Technology's Small Steps and Giant Leaps
In 1974 the Amana Refrigeration Company began to market small microwave ovens for home use. However, probably because meals cooked in them seemed less attractive and less tasty than those prepared in regular ovens, microwaves did not catch on for general use. Rather, they became "heat-things-up" devices, increasingly useful for families that found it impossible to gather around the dinner table at the same time. Also, as baby boomers headed off to their own apartments and as childless families became more numerous, microwaves proved useful for heating prepackaged dinners and leftovers. Another small but important technological device that was installed unobtrusively. in many homes deserves mention: smoke detectors became household necessities after their introduction in 1970.
Technology in Homes

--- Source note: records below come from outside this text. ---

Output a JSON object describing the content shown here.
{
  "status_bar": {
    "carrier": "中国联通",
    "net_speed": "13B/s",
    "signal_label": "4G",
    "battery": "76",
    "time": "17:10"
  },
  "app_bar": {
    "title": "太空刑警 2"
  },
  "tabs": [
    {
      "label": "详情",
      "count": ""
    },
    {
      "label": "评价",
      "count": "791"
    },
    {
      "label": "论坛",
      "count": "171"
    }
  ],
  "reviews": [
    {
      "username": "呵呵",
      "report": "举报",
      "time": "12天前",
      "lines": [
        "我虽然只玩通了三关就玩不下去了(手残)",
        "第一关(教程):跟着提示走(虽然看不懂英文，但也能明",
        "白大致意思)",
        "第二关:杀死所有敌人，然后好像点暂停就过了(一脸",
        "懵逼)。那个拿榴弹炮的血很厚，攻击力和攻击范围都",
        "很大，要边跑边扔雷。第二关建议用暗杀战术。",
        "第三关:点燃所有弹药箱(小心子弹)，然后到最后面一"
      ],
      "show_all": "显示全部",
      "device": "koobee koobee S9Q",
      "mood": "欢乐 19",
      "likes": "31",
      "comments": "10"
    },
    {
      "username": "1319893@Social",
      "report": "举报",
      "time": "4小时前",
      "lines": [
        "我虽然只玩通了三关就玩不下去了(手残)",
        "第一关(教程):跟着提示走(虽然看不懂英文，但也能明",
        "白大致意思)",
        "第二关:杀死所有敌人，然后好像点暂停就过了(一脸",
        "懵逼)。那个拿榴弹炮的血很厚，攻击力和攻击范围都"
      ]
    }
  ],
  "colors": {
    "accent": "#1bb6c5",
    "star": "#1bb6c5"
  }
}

In 1970, although one family in five had no automobile, Americans' reliance on automobiles showed no signs of diminishing. Nor did the automobile industry escape numerous technological problems. One had to do with air pollution caused by automobile emissions. The California legislature, responding to complaints about the smog that was suffocating cities, became the pacesetter in setting emission control standards. It imposed limits on the amount of carbon monoxide and hydrocarbons permitted from automobile exhausts. The federal laws that followed permitted California to enforce stricter ones, as atmospheric conditions there differed from other parts of the country. Had mass transit--buses, subways, streetcars, and trains-held greater appeal, pollution problems might have been less